**Exercise instructions**
Every word of every entry must be retyped exactly.

(Raw data Opens)

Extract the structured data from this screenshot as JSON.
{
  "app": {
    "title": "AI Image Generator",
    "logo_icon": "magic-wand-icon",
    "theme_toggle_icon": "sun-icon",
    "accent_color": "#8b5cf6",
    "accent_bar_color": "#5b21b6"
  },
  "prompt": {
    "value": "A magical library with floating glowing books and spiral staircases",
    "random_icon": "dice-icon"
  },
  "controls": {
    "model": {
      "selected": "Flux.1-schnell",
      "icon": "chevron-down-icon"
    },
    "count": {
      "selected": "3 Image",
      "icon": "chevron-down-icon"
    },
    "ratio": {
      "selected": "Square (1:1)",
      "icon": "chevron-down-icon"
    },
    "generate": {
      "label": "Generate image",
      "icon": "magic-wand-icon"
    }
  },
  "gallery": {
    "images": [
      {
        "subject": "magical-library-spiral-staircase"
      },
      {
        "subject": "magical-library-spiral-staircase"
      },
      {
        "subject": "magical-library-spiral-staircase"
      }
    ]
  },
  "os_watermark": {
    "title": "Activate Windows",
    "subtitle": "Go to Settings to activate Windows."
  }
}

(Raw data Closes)

**Written answer**
Extract the structured data from this screenshot as JSON.
{
  "app": {
    "title": "AI Image Generator",
    "logo_icon": "magic-wand-icon",
    "theme_toggle_icon": "sun-icon",
    "accent_color": "#8b5cf6",
    "accent_bar_color": "#5b21b6"
  },
  "prompt": {
    "value": "A magical library with floating glowing books and spiral staircases",
    "random_icon": "dice-icon"
  },
  "controls": {
    "model": {
      "selected": "Flux.1-schnell",
      "icon": "chevron-down-icon"
    },
    "count": {
      "selected": "3 Image",
      "icon": "chevron-down-icon"
    },
    "ratio": {
      "selected": "Square (1:1)",
      "icon": "chevron-down-icon"
    },
    "generate": {
      "label": "Generate image",
      "icon": "magic-wand-icon"
    }
  },
  "gallery": {
    "images": [
      {
        "subject": "magical-library-spiral-staircase"
      },
      {
        "subject": "magical-library-spiral-staircase"
      },
      {
        "subject": "magical-library-spiral-staircase"
      }
    ]
  },
  "os_watermark": {
    "title": "Activate Windows",
    "subtitle": "Go to Settings to activate Windows."
  }
}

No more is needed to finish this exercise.